|Migration, Borders, and Education: International Sociological Inquiries||Amidst what has been termed as ‘super-diversity’, ‘cosmopolitanism’, and ‘global citizenship’, there is the rise of far-right, protectionist, and racist politics, and the buttressing of notions of national identity. These political, social, cultural and material ‘border’ dynamics are brought to life in the everyday – epistemologically and ontologically: in the meanings of what constitutes a national culture; in the lived experiences of the growing ‘paperless’ and effectively stateless population; in the constitution of indigenous rights; in the ‘imagined communities’ cultivated through the enduring logics of colonialism; in the politics of fear and ‘othering’. We welcome articles that examine, through sociological inquiry, issues of migration, borders and education. Papers can address any national or transnational context, and can be empirical and/or theoretical in approach.||November 30, 2016|
|Cyber-lives: Digital Media and Multicultural Education
||Whether defined as liberal, comparative, critical, or radical, multiculturalism has worked towards equity, inclusion, and the appreciation of diversity. Yet, multicultural education perspectives and practices must continue to evolve as we encounter new ways of thinking about and participating in an array of socially constructed historical, geographic, political, socio-economic, and now digital spaces. Although various frameworks of multicultural education have made important contributions to developing its efficacy, they also often define diversity in terms of relatively static racial/ethnic categories operating primarily within defined national boundaries.
This special issue of MER explores how digital media practices reveal important ways that people’s actual lives and learning are much more complex, nuanced, and multifaceted than essentialized racial/ethnic categories admit. Individual and social identity construction, interpersonal and work relationships, and ways of learning and constructing new knowledge are dramatically transformed through the pervasive use of digital texts and tools. Essentially, digital media has expanded, virtually connected, and complicated our personal/cultural identities, group affinities, and our ways of knowing as well as our sense of place and space.
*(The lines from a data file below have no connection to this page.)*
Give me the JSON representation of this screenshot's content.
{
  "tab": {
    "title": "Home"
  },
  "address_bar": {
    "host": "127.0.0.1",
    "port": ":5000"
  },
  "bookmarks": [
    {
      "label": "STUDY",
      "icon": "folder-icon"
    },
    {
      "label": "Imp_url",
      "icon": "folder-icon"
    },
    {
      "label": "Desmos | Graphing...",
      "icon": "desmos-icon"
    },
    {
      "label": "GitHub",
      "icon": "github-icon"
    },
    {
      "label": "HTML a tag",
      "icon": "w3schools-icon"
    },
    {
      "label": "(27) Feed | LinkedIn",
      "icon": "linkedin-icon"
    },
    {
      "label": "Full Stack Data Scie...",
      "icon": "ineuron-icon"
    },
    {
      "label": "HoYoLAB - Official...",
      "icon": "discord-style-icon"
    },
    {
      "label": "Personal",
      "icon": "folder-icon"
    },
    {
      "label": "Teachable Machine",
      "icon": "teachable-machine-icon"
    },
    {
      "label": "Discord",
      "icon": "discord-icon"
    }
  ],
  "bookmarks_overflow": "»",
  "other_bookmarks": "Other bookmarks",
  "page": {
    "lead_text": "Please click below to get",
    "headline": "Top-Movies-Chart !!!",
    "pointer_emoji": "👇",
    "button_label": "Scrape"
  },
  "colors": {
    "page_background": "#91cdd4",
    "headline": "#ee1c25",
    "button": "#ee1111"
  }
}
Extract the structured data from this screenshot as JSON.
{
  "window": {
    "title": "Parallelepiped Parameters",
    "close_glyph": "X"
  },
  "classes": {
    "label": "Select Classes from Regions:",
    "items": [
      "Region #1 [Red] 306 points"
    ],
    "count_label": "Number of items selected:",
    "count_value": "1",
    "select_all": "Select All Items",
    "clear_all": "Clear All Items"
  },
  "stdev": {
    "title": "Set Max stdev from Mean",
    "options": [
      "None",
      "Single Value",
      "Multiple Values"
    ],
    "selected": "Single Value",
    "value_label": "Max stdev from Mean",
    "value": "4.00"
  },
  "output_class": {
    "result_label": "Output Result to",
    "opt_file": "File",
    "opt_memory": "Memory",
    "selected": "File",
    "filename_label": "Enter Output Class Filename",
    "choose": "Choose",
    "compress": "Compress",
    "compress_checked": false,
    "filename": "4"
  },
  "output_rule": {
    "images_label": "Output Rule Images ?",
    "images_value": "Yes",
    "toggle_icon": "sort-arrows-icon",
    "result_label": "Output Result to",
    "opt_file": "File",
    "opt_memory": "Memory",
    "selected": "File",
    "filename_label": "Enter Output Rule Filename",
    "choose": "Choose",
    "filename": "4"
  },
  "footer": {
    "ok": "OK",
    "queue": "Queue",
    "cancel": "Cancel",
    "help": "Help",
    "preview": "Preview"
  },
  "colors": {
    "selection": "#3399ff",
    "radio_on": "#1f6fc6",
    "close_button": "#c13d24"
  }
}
November 15, 2016
|Moral Perspectives of Equality, Diversity, and Inclusion||This call aims to attract contributions that critically reflect and theorize the moral value (i.e., the moral ‘goodness’ or ‘evilness’) of the differing approaches to equality, diversity, and inclusion. We seek to enrich the discourse on the moral evaluation of diversity management, inclusion programs, and organizational equality approaches with new philosophical facets and perspectives.||
November 15, 2016
|Special Issue on Intercultural Conflict and Collaboration||This special issue will focus specifically on articles addressing gender-focused initiatives and equity and diversity in the expanded learning field. Suggested topics include: Mentoring programs for women/girls of color; Fostering school success and reducing suspensions and expulsions; Meeting the needs of vulnerable and striving youth; Increasing access to inclusive STEM education; Sustaining reduced rates of teen pregnancy; and Expanding pathways to economic prosperity.||October 31, 2016|
|Journal of Expanded Learning Opportunities||
This special issue will focus specifically on articles addressing gender-focused initiatives and equity and diversity in the expanded learning field. Suggested topics include: Mentoring programs for women/girls of color; Fostering school success and reducing suspensions and expulsions; Meeting the needs of vulnerable and striving youth; Increasing access to inclusive STEM education; Sustaining reduced rates of teen pregnancy; and Expanding pathways to economic prosperity.
|October 7, 2016|